Could you reproduce all of the entries below without a single change?

_ _ _ _ _ _ _

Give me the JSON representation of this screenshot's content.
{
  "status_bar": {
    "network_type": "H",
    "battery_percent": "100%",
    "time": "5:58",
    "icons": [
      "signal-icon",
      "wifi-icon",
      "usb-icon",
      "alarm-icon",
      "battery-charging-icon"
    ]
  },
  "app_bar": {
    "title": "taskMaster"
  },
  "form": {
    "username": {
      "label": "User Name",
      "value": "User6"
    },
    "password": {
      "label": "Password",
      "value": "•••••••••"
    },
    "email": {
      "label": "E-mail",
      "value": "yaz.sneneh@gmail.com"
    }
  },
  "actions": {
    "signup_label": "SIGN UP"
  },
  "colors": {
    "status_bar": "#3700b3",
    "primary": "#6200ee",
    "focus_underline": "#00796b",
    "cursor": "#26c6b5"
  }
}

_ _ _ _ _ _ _

• **Exercise result**:
Give me the JSON representation of this screenshot's content.
{
  "status_bar": {
    "network_type": "H",
    "battery_percent": "100%",
    "time": "5:58",
    "icons": [
      "signal-icon",
      "wifi-icon",
      "usb-icon",
      "alarm-icon",
      "battery-charging-icon"
    ]
  },
  "app_bar": {
    "title": "taskMaster"
  },
  "form": {
    "username": {
      "label": "User Name",
      "value": "User6"
    },
    "password": {
      "label": "Password",
      "value": "•••••••••"
    },
    "email": {
      "label": "E-mail",
      "value": "yaz.sneneh@gmail.com"
    }
  },
  "actions": {
    "signup_label": "SIGN UP"
  },
  "colors": {
    "status_bar": "#3700b3",
    "primary": "#6200ee",
    "focus_underline": "#00796b",
    "cursor": "#26c6b5"
  }
}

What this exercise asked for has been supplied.